Monday, February 25, 2008
Even though I don't think it is the ideal strategy for the vast majority of investors I still find Nassim Taleb's idea of 90% t-bills and 10% going berserk (again that is my word not his) to be intriguing on what I guess is an academic level.
If you knew what this year's Dry Ships (DRYS), which went from $17 to $79 last year, and Suntech Power (STP), which went from $34 to $80 last year, were going to be and you put 5% into each and put the rest into some combo of t-bills and euros and could repeat you'd be in pretty good shape.
There are various new fixed income and more recently currency products listing that make the 90% part easier with regard to foreign diversification (the WisdomTree products that were filed a while would go a long way to filling some gaps if they actually list).
If we move away from the specific 90/10 and think more about getting alpha from a smaller portion of the portfolio while the rest is more conservatively allocated here is one thing that a few people have asked about that very likely will not work... putting 50% into a double long ETF and the rest into treasuries.
The idea is that the double long ETF would replicate the market plus the treasury interest so the two added together would beat the market. There are a couple of OEFs that do this with SPX futures and treasuries and I believe these funds don't succeed regularly but someone please correct me if I have that wrong.
The problem with the double long plus treasuries concept is that the double long fund attempts to capture twice the move of the S&P 500 on a daily basis (and even then it is not perfect) not over longer periods of time. Over the next three months (just a random time period, you could pick any other) the double long fund could lag twice the SPX, do better than twice the SPX or come in right on the nose, there is no way to predict because it depends on the sequence of daily moves in the SPX which can't be predicted.
Another issue is that it will never be 50/50 after the first day the idea would be implemented. From day to day it would vary slightly and depending on the market does it could vary a lot over time. To maintain something close to the intended 50/50 there would need to be a fair bit or rebalancing which would probably be expensive and maybe would wear out the calculator. Even then it seems like you'd always be a day or two behind.
I am curious enough about the concept to keep exploring but I would rule this specific idea out.
One key to a happy marriage (we're at 15 years and still happy) is choosing your battles.
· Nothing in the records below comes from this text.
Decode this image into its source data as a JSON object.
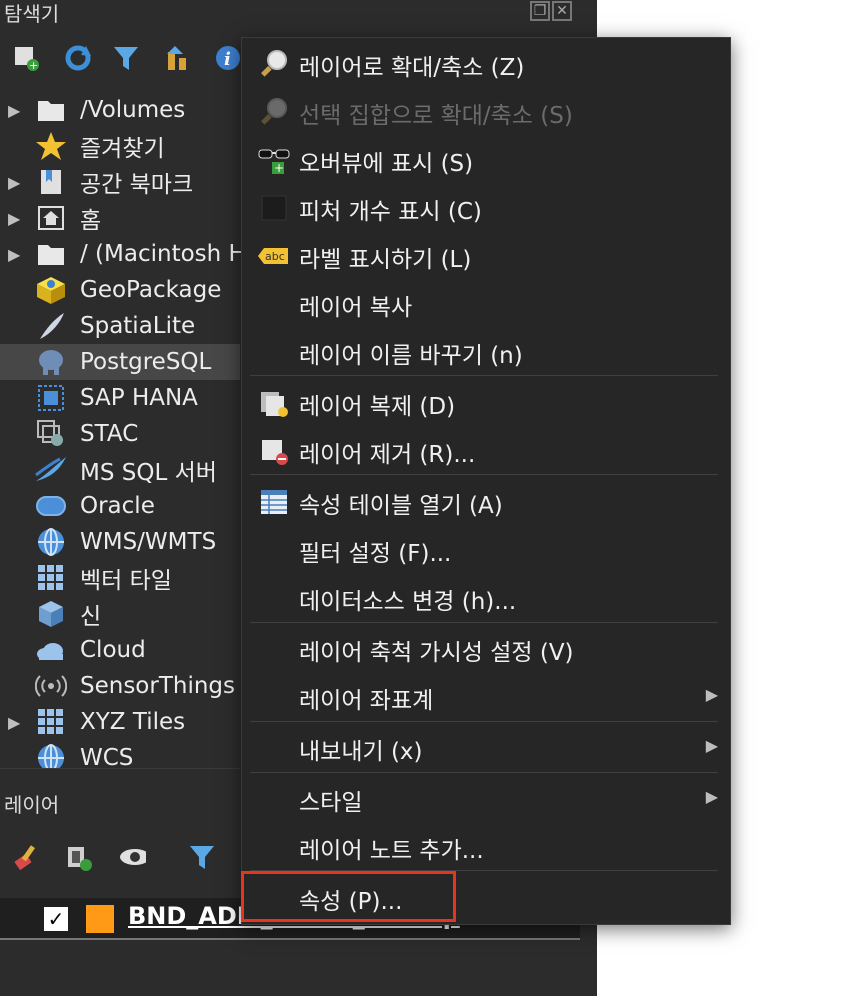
{
  "browser_panel": {
    "title": "탐색기",
    "dock_buttons": [
      "float-icon",
      "close-icon"
    ],
    "toolbar_icons": [
      "add-layer-icon",
      "refresh-icon",
      "filter-icon",
      "collapse-icon",
      "info-icon"
    ],
    "items": [
      {
        "label": "/Volumes",
        "icon": "folder-icon",
        "expandable": true
      },
      {
        "label": "즐겨찾기",
        "icon": "star-icon",
        "expandable": false
      },
      {
        "label": "공간 북마크",
        "icon": "bookmark-icon",
        "expandable": true
      },
      {
        "label": "홈",
        "icon": "home-icon",
        "expandable": true
      },
      {
        "label": "/ (Macintosh HD)",
        "icon": "folder-icon",
        "expandable": true
      },
      {
        "label": "GeoPackage",
        "icon": "geopackage-icon",
        "expandable": false
      },
      {
        "label": "SpatiaLite",
        "icon": "feather-icon",
        "expandable": false
      },
      {
        "label": "PostgreSQL",
        "icon": "elephant-icon",
        "expandable": false,
        "selected": true
      },
      {
        "label": "SAP HANA",
        "icon": "hana-icon",
        "expandable": false
      },
      {
        "label": "STAC",
        "icon": "stac-icon",
        "expandable": false
      },
      {
        "label": "MS SQL 서버",
        "icon": "mssql-icon",
        "expandable": false
      },
      {
        "label": "Oracle",
        "icon": "oracle-icon",
        "expandable": false
      },
      {
        "label": "WMS/WMTS",
        "icon": "globe-icon",
        "expandable": false
      },
      {
        "label": "벡터 타일",
        "icon": "grid-icon",
        "expandable": false
      },
      {
        "label": "신",
        "icon": "cube-icon",
        "expandable": false
      },
      {
        "label": "Cloud",
        "icon": "cloud-icon",
        "expandable": false
      },
      {
        "label": "SensorThings",
        "icon": "sensor-icon",
        "expandable": false
      },
      {
        "label": "XYZ Tiles",
        "icon": "grid-icon",
        "expandable": true
      },
      {
        "label": "WCS",
        "icon": "globe-icon",
        "expandable": false
      }
    ]
  },
  "layers_panel": {
    "title": "레이어",
    "toolbar_icons": [
      "style-brush-icon",
      "add-group-icon",
      "eye-icon",
      "filter-icon"
    ],
    "layer": {
      "name": "BND_ADM_DONG_PG.shp",
      "checked": "✓",
      "color": "#ff9a17"
    }
  },
  "context_menu": {
    "items": [
      {
        "label": "레이어로 확대/축소 (Z)",
        "icon": "zoom-icon",
        "disabled": false,
        "submenu": false
      },
      {
        "label": "선택 집합으로 확대/축소 (S)",
        "icon": "zoom-icon",
        "disabled": true,
        "submenu": false
      },
      {
        "label": "오버뷰에 표시 (S)",
        "icon": "glasses-icon",
        "disabled": false,
        "submenu": false
      },
      {
        "label": "피처 개수 표시 (C)",
        "icon": "checkbox-icon",
        "disabled": false,
        "submenu": false
      },
      {
        "label": "라벨 표시하기 (L)",
        "icon": "label-abc-icon",
        "disabled": false,
        "submenu": false
      },
      {
        "label": "레이어 복사",
        "icon": "",
        "disabled": false,
        "submenu": false
      },
      {
        "label": "레이어 이름 바꾸기 (n)",
        "icon": "",
        "disabled": false,
        "submenu": false
      },
      {
        "label": "레이어 복제 (D)",
        "icon": "duplicate-icon",
        "disabled": false,
        "submenu": false
      },
      {
        "label": "레이어 제거 (R)...",
        "icon": "remove-layer-icon",
        "disabled": false,
        "submenu": false
      },
      {
        "label": "속성 테이블 열기 (A)",
        "icon": "table-icon",
        "disabled": false,
        "submenu": false
      },
      {
        "label": "필터 설정 (F)...",
        "icon": "",
        "disabled": false,
        "submenu": false
      },
      {
        "label": "데이터소스 변경 (h)...",
        "icon": "",
        "disabled": false,
        "submenu": false
      },
      {
        "label": "레이어 축척 가시성 설정 (V)",
        "icon": "",
        "disabled": false,
        "submenu": false
      },
      {
        "label": "레이어 좌표계",
        "icon": "",
        "disabled": false,
        "submenu": true
      },
      {
        "label": "내보내기 (x)",
        "icon": "",
        "disabled": false,
        "submenu": true
      },
      {
        "label": "스타일",
        "icon": "",
        "disabled": false,
        "submenu": true
      },
      {
        "label": "레이어 노트 추가...",
        "icon": "",
        "disabled": false,
        "submenu": false
      },
      {
        "label": "속성 (P)...",
        "icon": "",
        "disabled": false,
        "submenu": false,
        "highlighted": true
      }
    ]
  },
  "colors": {
    "highlight_border": "#e8341c",
    "layer_swatch": "#ff9a17"
  }
}
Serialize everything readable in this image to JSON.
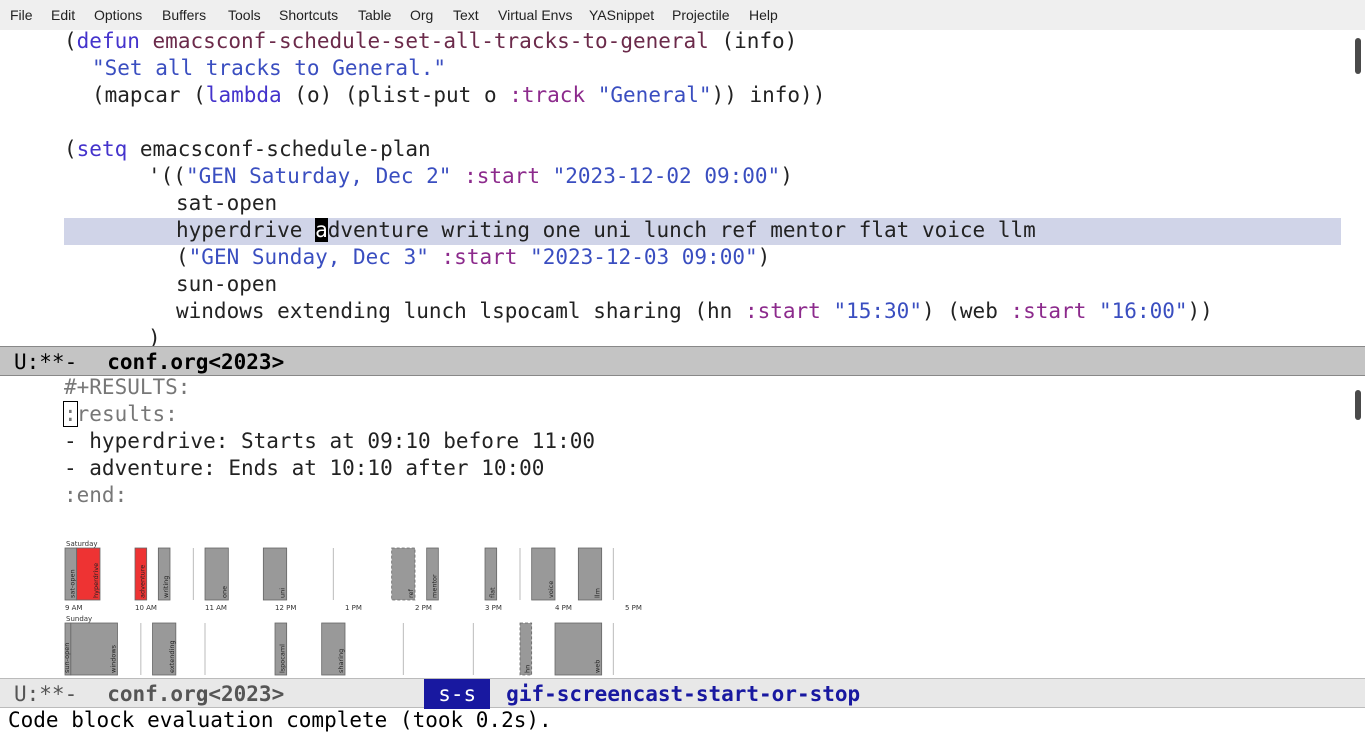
{
  "menubar": [
    "File",
    "Edit",
    "Options",
    "Buffers",
    "Tools",
    "Shortcuts",
    "Table",
    "Org",
    "Text",
    "Virtual Envs",
    "YASnippet",
    "Projectile",
    "Help"
  ],
  "code": {
    "l1": {
      "open": "(",
      "kw": "defun",
      "sp": " ",
      "fn": "emacsconf-schedule-set-all-tracks-to-general",
      "rest": " (info)"
    },
    "l2": {
      "str": "\"Set all tracks to General.\""
    },
    "l3": {
      "a": "(mapcar (",
      "kw": "lambda",
      "b": " (o) (plist-put o ",
      "key": ":track",
      "c": " ",
      "str": "\"General\"",
      "d": ")) info))"
    },
    "l4": {
      "open": "(",
      "kw": "setq",
      "rest": " emacsconf-schedule-plan"
    },
    "l5": {
      "a": "'((",
      "str": "\"GEN Saturday, Dec 2\"",
      "b": " ",
      "key": ":start",
      "c": " ",
      "str2": "\"2023-12-02 09:00\"",
      "d": ")"
    },
    "l6": "sat-open",
    "l7": {
      "pre": "hyperdrive ",
      "cursor": "a",
      "post": "dventure writing one uni lunch ref mentor flat voice llm"
    },
    "l8": {
      "a": "(",
      "str": "\"GEN Sunday, Dec 3\"",
      "b": " ",
      "key": ":start",
      "c": " ",
      "str2": "\"2023-12-03 09:00\"",
      "d": ")"
    },
    "l9": "sun-open",
    "l10": {
      "a": "windows extending lunch lspocaml sharing (hn ",
      "key": ":start",
      "b": " ",
      "str": "\"15:30\"",
      "c": ") (web ",
      "key2": ":start",
      "d": " ",
      "str2": "\"16:00\"",
      "e": "))"
    },
    "l11": ")"
  },
  "modeline_top": {
    "status": "U:**-",
    "buffer": "conf.org<2023>"
  },
  "results": {
    "header": "#+RESULTS:",
    "open_first": ":",
    "open_rest": "results:",
    "item1": "- hyperdrive: Starts at 09:10 before 11:00",
    "item2": "- adventure: Ends at 10:10 after 10:00",
    "end": ":end:"
  },
  "schedule": {
    "days": [
      {
        "label": "Saturday",
        "talks": [
          {
            "name": "sat-open",
            "start": "09:00",
            "end": "09:10",
            "state": "normal"
          },
          {
            "name": "hyperdrive",
            "start": "09:10",
            "end": "09:30",
            "state": "conflict"
          },
          {
            "name": "adventure",
            "start": "10:00",
            "end": "10:10",
            "state": "conflict"
          },
          {
            "name": "writing",
            "start": "10:20",
            "end": "10:30",
            "state": "normal"
          },
          {
            "name": "one",
            "start": "11:00",
            "end": "11:20",
            "state": "normal"
          },
          {
            "name": "uni",
            "start": "11:50",
            "end": "12:10",
            "state": "normal"
          },
          {
            "name": "ref",
            "start": "13:40",
            "end": "14:00",
            "state": "dashed"
          },
          {
            "name": "mentor",
            "start": "14:10",
            "end": "14:20",
            "state": "normal"
          },
          {
            "name": "flat",
            "start": "15:00",
            "end": "15:10",
            "state": "normal"
          },
          {
            "name": "voice",
            "start": "15:40",
            "end": "16:00",
            "state": "normal"
          },
          {
            "name": "llm",
            "start": "16:20",
            "end": "16:40",
            "state": "normal"
          }
        ],
        "markers": [
          "10:50",
          "12:50",
          "15:30",
          "16:50"
        ]
      },
      {
        "label": "Sunday",
        "talks": [
          {
            "name": "sun-open",
            "start": "09:00",
            "end": "09:05",
            "state": "normal"
          },
          {
            "name": "windows",
            "start": "09:05",
            "end": "09:45",
            "state": "normal"
          },
          {
            "name": "extending",
            "start": "10:15",
            "end": "10:35",
            "state": "normal"
          },
          {
            "name": "lspocaml",
            "start": "12:00",
            "end": "12:10",
            "state": "normal"
          },
          {
            "name": "sharing",
            "start": "12:40",
            "end": "13:00",
            "state": "normal"
          },
          {
            "name": "hn",
            "start": "15:30",
            "end": "15:40",
            "state": "dashed"
          },
          {
            "name": "web",
            "start": "16:00",
            "end": "16:40",
            "state": "normal"
          }
        ],
        "markers": [
          "10:05",
          "11:00",
          "13:50",
          "14:50",
          "16:50"
        ]
      }
    ],
    "ticks": [
      "9 AM",
      "10 AM",
      "11 AM",
      "12 PM",
      "1 PM",
      "2 PM",
      "3 PM",
      "4 PM",
      "5 PM"
    ]
  },
  "modeline_bottom": {
    "status": "U:**-",
    "buffer": "conf.org<2023>",
    "key": "s-s",
    "command": "gif-screencast-start-or-stop"
  },
  "echo": "Code block evaluation complete (took 0.2s).",
  "colors": {
    "conflict": "#ee3333",
    "normal": "#999999",
    "highlight": "#d0d4e8",
    "keyword": "#4433cc",
    "string": "#3a4ec0"
  }
}
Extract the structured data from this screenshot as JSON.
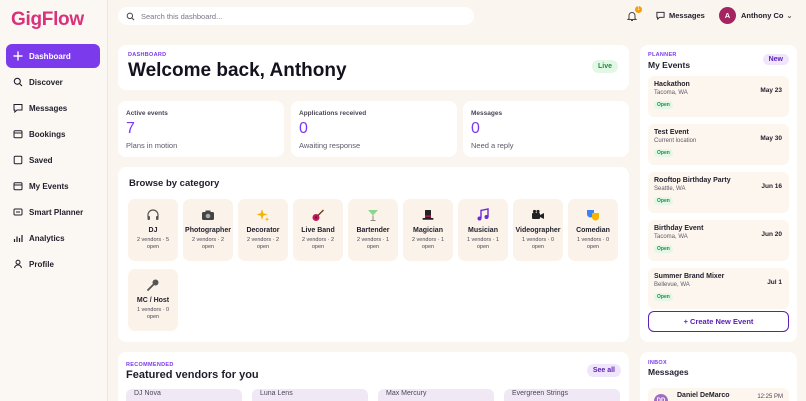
{
  "app": {
    "logo": "GigFlow"
  },
  "nav": [
    {
      "label": "Dashboard",
      "icon": "plus-icon",
      "active": true
    },
    {
      "label": "Discover",
      "icon": "search-icon"
    },
    {
      "label": "Messages",
      "icon": "message-icon"
    },
    {
      "label": "Bookings",
      "icon": "calendar-icon"
    },
    {
      "label": "Saved",
      "icon": "bookmark-icon"
    },
    {
      "label": "My Events",
      "icon": "calendar-icon"
    },
    {
      "label": "Smart Planner",
      "icon": "planner-icon"
    },
    {
      "label": "Analytics",
      "icon": "chart-icon"
    },
    {
      "label": "Profile",
      "icon": "user-icon"
    }
  ],
  "topbar": {
    "search_placeholder": "Search this dashboard...",
    "notification_count": "1",
    "messages_label": "Messages",
    "user_initial": "A",
    "user_name": "Anthony Co"
  },
  "welcome": {
    "eyebrow": "DASHBOARD",
    "title": "Welcome back, Anthony",
    "status": "Live"
  },
  "stats": [
    {
      "label": "Active events",
      "value": "7",
      "sub": "Plans in motion"
    },
    {
      "label": "Applications received",
      "value": "0",
      "sub": "Awaiting response"
    },
    {
      "label": "Messages",
      "value": "0",
      "sub": "Need a reply"
    }
  ],
  "browse": {
    "title": "Browse by category",
    "categories": [
      {
        "name": "DJ",
        "count": "2 vendors · 5 open",
        "icon": "headphones-icon"
      },
      {
        "name": "Photographer",
        "count": "2 vendors · 2 open",
        "icon": "camera-icon"
      },
      {
        "name": "Decorator",
        "count": "2 vendors · 2 open",
        "icon": "sparkles-icon"
      },
      {
        "name": "Live Band",
        "count": "2 vendors · 2 open",
        "icon": "guitar-icon"
      },
      {
        "name": "Bartender",
        "count": "2 vendors · 1 open",
        "icon": "cocktail-icon"
      },
      {
        "name": "Magician",
        "count": "2 vendors · 1 open",
        "icon": "top-hat-icon"
      },
      {
        "name": "Musician",
        "count": "1 vendors · 1 open",
        "icon": "music-note-icon"
      },
      {
        "name": "Videographer",
        "count": "1 vendors · 0 open",
        "icon": "video-camera-icon"
      },
      {
        "name": "Comedian",
        "count": "1 vendors · 0 open",
        "icon": "masks-icon"
      },
      {
        "name": "MC / Host",
        "count": "1 vendors · 0 open",
        "icon": "microphone-icon"
      }
    ]
  },
  "featured": {
    "eyebrow": "RECOMMENDED",
    "title": "Featured vendors for you",
    "see_all": "See all",
    "vendors": [
      "DJ Nova",
      "Luna Lens",
      "Max Mercury",
      "Evergreen Strings"
    ]
  },
  "planner": {
    "eyebrow": "PLANNER",
    "title": "My Events",
    "new_label": "New",
    "events": [
      {
        "name": "Hackathon",
        "location": "Tacoma, WA",
        "date": "May 23",
        "status": "Open"
      },
      {
        "name": "Test Event",
        "location": "Current location",
        "date": "May 30",
        "status": "Open"
      },
      {
        "name": "Rooftop Birthday Party",
        "location": "Seattle, WA",
        "date": "Jun 16",
        "status": "Open"
      },
      {
        "name": "Birthday Event",
        "location": "Tacoma, WA",
        "date": "Jun 20",
        "status": "Open"
      },
      {
        "name": "Summer Brand Mixer",
        "location": "Bellevue, WA",
        "date": "Jul 1",
        "status": "Open"
      }
    ],
    "create_label": "+ Create New Event"
  },
  "inbox": {
    "eyebrow": "INBOX",
    "title": "Messages",
    "first": {
      "initials": "DD",
      "name": "Daniel DeMarco",
      "time": "12:25 PM"
    }
  },
  "colors": {
    "brand": "#d9317a",
    "accent": "#7c3aed",
    "status_open": "#1a8f3a"
  }
}
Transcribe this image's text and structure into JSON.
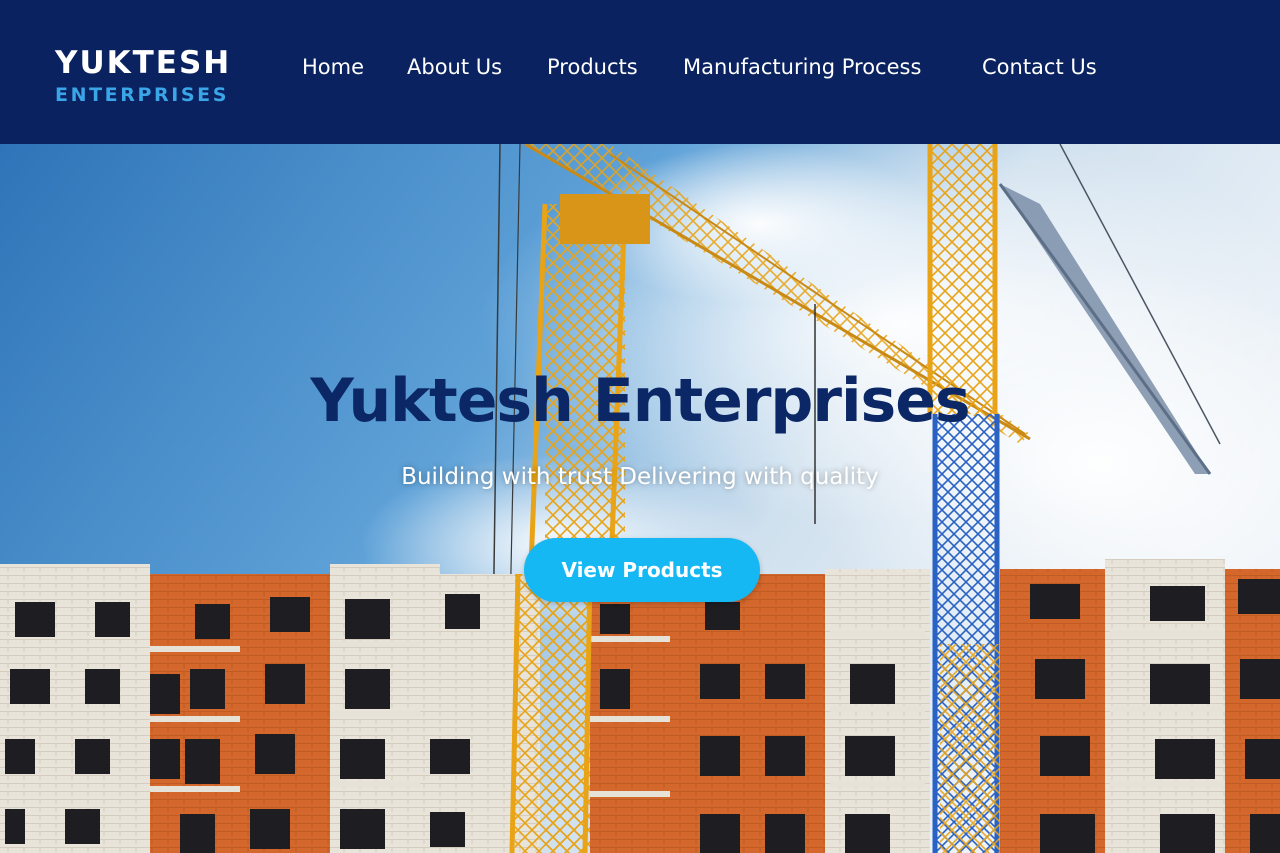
{
  "brand": {
    "name": "YUKTESH",
    "tagline": "ENTERPRISES"
  },
  "nav": {
    "items": [
      {
        "label": "Home"
      },
      {
        "label": "About Us"
      },
      {
        "label": "Products"
      },
      {
        "label": "Manufacturing Process"
      },
      {
        "label": "Contact Us"
      }
    ]
  },
  "hero": {
    "title": "Yuktesh Enterprises",
    "subtitle": "Building with trust Delivering with quality",
    "cta_label": "View Products",
    "image_description_icon": "construction-cranes-building-image"
  },
  "colors": {
    "header_bg": "#0a2260",
    "logo_accent": "#3aa6e8",
    "cta_bg": "#16b8f3",
    "title_color": "#0b2766"
  }
}
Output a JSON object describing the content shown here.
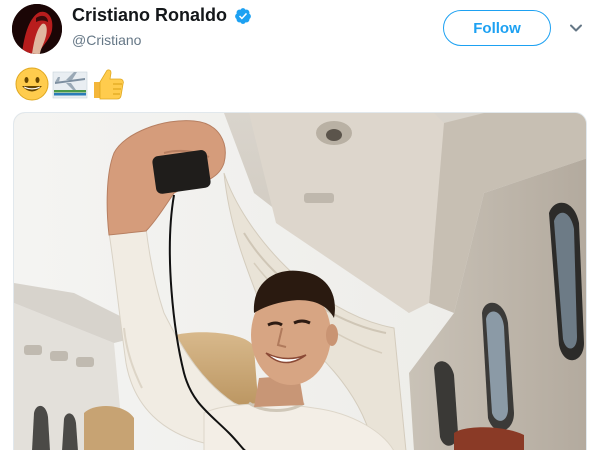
{
  "user": {
    "display_name": "Cristiano Ronaldo",
    "handle": "@Cristiano",
    "verified": true
  },
  "actions": {
    "follow_label": "Follow"
  },
  "icons": {
    "verified": "verified-badge-icon",
    "caret": "chevron-down-icon",
    "emojis": [
      "grinning-face-emoji",
      "airplane-emoji",
      "thumbs-up-emoji"
    ]
  },
  "colors": {
    "accent": "#1da1f2",
    "text": "#14171a",
    "muted": "#657786"
  }
}
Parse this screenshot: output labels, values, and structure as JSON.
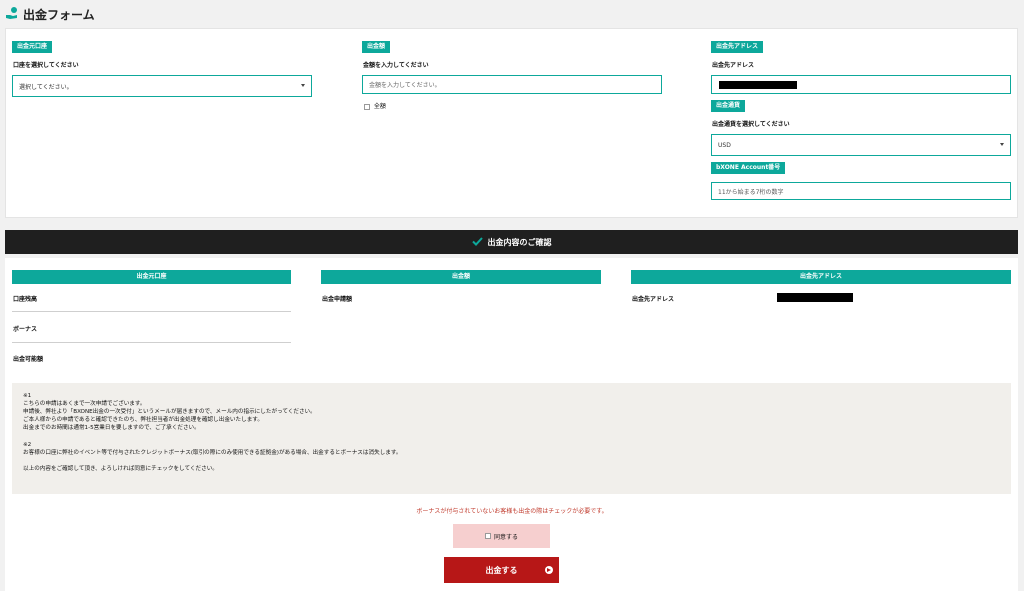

Just as my wife does not fight me on college basketball in March I do not fight her on the Academy Awards or the red carpet show right before. That being said, is it me or did John Travolta look like Eddie Munster?